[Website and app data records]
◆ ◆ ◆ ◆ ◆
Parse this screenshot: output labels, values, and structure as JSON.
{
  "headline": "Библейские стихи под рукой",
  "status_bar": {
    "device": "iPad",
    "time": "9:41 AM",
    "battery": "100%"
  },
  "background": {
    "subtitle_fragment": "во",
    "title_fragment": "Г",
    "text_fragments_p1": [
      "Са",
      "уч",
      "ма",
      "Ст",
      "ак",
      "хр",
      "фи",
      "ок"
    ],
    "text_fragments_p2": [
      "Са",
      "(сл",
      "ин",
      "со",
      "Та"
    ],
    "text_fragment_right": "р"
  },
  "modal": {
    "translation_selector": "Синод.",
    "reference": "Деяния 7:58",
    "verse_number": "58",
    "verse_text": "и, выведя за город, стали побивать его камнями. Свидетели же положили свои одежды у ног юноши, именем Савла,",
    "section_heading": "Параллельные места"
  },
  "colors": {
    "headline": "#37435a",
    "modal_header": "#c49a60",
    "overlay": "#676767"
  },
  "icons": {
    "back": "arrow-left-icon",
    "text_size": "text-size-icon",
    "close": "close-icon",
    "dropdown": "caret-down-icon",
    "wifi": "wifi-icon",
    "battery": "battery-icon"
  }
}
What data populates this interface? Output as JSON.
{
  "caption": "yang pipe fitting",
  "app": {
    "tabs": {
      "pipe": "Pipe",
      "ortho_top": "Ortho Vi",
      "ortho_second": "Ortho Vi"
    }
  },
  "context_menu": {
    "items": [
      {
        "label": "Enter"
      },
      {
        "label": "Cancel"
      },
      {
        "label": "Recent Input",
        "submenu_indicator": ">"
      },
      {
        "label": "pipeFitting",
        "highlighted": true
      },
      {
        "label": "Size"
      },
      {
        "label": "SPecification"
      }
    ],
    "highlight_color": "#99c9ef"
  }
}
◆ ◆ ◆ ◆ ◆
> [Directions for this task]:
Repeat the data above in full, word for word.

> [Reply to the task]:
Parse this screenshot: output labels, values, and structure as JSON.
{
  "headline": "Библейские стихи под рукой",
  "status_bar": {
    "device": "iPad",
    "time": "9:41 AM",
    "battery": "100%"
  },
  "background": {
    "subtitle_fragment": "во",
    "title_fragment": "Г",
    "text_fragments_p1": [
      "Са",
      "уч",
      "ма",
      "Ст",
      "ак",
      "хр",
      "фи",
      "ок"
    ],
    "text_fragments_p2": [
      "Са",
      "(сл",
      "ин",
      "со",
      "Та"
    ],
    "text_fragment_right": "р"
  },
  "modal": {
    "translation_selector": "Синод.",
    "reference": "Деяния 7:58",
    "verse_number": "58",
    "verse_text": "и, выведя за город, стали побивать его камнями. Свидетели же положили свои одежды у ног юноши, именем Савла,",
    "section_heading": "Параллельные места"
  },
  "colors": {
    "headline": "#37435a",
    "modal_header": "#c49a60",
    "overlay": "#676767"
  },
  "icons": {
    "back": "arrow-left-icon",
    "text_size": "text-size-icon",
    "close": "close-icon",
    "dropdown": "caret-down-icon",
    "wifi": "wifi-icon",
    "battery": "battery-icon"
  }
}
What data populates this interface? Output as JSON.
{
  "caption": "yang pipe fitting",
  "app": {
    "tabs": {
      "pipe": "Pipe",
      "ortho_top": "Ortho Vi",
      "ortho_second": "Ortho Vi"
    }
  },
  "context_menu": {
    "items": [
      {
        "label": "Enter"
      },
      {
        "label": "Cancel"
      },
      {
        "label": "Recent Input",
        "submenu_indicator": ">"
      },
      {
        "label": "pipeFitting",
        "highlighted": true
      },
      {
        "label": "Size"
      },
      {
        "label": "SPecification"
      }
    ],
    "highlight_color": "#99c9ef"
  }
}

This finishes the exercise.